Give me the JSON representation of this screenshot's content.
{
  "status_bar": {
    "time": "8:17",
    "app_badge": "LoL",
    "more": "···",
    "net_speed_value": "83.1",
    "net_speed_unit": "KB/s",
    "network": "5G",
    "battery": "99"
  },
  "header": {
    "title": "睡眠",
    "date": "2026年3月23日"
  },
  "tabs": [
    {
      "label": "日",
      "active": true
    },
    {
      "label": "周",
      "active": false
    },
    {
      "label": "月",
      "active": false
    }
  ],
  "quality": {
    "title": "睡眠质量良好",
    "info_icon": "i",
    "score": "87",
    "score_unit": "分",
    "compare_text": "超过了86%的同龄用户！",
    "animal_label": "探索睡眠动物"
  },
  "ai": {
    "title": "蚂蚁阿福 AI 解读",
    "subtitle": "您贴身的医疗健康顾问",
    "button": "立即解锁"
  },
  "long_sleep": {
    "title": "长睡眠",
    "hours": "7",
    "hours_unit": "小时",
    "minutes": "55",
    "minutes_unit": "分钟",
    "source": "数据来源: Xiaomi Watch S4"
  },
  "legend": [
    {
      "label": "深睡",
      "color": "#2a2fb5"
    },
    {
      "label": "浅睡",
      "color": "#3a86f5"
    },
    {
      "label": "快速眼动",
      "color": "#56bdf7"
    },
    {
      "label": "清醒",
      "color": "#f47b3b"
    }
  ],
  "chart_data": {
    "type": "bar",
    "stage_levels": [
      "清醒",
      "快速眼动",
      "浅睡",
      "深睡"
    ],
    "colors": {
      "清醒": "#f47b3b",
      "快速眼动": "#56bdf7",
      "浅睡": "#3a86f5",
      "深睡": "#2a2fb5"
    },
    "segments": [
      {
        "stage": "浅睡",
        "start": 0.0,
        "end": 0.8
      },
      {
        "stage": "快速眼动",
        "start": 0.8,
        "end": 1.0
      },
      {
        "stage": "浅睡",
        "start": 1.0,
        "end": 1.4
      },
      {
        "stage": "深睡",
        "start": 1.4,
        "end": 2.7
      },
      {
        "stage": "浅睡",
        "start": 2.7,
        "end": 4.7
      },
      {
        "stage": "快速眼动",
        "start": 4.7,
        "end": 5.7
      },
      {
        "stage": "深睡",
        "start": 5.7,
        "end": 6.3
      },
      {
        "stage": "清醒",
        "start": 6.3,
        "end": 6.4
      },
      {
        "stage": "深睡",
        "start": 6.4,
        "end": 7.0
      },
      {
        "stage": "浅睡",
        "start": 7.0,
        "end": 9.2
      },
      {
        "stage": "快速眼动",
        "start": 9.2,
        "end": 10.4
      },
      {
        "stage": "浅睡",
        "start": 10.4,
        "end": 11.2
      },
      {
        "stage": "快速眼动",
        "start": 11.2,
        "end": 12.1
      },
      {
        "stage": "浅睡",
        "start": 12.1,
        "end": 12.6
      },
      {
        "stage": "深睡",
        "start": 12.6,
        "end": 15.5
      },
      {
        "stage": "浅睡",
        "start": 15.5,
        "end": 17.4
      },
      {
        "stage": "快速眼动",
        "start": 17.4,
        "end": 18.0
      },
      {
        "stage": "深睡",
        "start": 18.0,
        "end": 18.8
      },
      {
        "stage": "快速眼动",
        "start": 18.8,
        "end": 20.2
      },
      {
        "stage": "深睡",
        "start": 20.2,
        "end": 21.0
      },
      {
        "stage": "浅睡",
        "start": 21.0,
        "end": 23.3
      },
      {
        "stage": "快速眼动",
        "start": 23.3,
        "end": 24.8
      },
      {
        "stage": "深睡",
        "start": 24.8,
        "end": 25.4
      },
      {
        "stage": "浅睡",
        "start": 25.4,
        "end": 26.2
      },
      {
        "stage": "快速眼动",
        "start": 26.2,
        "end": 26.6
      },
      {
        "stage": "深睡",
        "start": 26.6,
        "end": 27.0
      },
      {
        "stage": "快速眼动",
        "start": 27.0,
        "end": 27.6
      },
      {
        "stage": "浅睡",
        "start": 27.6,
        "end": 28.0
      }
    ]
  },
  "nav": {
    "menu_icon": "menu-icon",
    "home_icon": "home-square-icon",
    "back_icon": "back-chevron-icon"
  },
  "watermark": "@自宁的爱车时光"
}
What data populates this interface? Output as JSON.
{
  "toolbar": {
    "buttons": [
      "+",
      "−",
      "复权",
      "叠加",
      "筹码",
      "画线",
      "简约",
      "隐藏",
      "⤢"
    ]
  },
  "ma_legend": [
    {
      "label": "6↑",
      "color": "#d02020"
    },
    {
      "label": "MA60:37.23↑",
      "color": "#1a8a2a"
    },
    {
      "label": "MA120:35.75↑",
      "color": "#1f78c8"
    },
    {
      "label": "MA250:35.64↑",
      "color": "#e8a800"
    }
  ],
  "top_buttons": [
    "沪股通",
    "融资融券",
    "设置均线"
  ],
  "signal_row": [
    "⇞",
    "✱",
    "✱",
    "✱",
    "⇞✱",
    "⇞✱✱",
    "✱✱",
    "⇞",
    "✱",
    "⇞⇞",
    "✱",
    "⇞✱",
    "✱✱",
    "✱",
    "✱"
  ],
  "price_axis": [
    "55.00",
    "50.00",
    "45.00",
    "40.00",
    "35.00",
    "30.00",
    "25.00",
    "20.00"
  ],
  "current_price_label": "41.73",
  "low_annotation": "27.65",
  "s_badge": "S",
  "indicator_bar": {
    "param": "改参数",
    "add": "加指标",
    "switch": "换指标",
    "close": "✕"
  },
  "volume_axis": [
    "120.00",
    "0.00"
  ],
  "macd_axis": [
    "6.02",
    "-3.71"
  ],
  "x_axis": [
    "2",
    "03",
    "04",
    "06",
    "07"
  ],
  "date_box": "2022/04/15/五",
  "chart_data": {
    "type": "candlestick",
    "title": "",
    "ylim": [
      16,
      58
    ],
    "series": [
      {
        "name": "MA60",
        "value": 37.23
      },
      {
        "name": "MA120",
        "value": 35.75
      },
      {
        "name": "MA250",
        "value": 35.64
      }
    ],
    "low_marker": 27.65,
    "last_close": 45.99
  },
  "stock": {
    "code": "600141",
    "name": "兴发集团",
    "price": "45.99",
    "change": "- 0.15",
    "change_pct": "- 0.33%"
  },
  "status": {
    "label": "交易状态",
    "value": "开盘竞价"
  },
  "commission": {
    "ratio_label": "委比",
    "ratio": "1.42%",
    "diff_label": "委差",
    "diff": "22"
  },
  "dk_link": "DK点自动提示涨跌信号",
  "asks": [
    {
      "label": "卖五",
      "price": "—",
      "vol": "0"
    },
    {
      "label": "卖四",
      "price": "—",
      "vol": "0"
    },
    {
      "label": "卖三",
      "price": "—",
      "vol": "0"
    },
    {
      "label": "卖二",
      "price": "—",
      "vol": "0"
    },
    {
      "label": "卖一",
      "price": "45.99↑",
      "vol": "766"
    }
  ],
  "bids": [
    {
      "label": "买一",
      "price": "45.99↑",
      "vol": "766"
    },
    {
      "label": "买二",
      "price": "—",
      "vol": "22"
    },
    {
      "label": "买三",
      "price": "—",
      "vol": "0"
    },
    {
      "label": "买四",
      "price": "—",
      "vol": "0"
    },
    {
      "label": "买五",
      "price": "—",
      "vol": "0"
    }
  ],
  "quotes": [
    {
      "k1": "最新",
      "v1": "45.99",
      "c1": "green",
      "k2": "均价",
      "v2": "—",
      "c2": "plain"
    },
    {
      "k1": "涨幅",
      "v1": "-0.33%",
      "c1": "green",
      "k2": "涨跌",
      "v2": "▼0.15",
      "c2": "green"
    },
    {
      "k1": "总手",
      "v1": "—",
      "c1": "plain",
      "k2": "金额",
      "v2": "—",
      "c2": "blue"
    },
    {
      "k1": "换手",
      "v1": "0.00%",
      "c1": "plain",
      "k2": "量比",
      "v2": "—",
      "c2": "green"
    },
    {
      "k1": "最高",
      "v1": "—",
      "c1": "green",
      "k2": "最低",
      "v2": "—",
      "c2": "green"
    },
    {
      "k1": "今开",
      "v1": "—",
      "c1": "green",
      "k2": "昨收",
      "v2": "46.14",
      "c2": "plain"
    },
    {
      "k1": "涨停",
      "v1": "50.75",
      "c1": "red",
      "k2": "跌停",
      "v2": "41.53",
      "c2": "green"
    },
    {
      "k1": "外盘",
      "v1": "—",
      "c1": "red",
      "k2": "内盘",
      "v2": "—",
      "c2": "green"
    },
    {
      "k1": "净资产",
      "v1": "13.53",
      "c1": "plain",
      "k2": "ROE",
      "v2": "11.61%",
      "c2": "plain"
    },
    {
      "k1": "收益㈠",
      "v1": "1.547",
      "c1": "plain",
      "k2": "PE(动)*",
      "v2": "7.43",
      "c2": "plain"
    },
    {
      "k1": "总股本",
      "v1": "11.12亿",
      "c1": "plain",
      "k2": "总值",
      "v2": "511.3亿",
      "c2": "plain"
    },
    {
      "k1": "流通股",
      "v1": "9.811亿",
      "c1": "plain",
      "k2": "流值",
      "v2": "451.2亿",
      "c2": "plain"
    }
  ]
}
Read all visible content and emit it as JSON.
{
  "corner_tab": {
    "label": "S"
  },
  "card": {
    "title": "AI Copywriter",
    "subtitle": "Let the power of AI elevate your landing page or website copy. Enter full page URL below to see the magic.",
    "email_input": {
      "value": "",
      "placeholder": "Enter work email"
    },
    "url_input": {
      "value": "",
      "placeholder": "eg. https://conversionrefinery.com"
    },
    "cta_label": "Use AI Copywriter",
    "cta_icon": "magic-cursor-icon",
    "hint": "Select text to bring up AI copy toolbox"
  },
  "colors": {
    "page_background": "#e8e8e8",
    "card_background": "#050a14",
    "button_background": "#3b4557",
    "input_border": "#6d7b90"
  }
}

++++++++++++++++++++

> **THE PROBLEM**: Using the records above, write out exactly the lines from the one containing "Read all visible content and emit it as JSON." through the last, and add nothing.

> **REPLY TO THE TASK**:
Read all visible content and emit it as JSON.
{
  "corner_tab": {
    "label": "S"
  },
  "card": {
    "title": "AI Copywriter",
    "subtitle": "Let the power of AI elevate your landing page or website copy. Enter full page URL below to see the magic.",
    "email_input": {
      "value": "",
      "placeholder": "Enter work email"
    },
    "url_input": {
      "value": "",
      "placeholder": "eg. https://conversionrefinery.com"
    },
    "cta_label": "Use AI Copywriter",
    "cta_icon": "magic-cursor-icon",
    "hint": "Select text to bring up AI copy toolbox"
  },
  "colors": {
    "page_background": "#e8e8e8",
    "card_background": "#050a14",
    "button_background": "#3b4557",
    "input_border": "#6d7b90"
  }
}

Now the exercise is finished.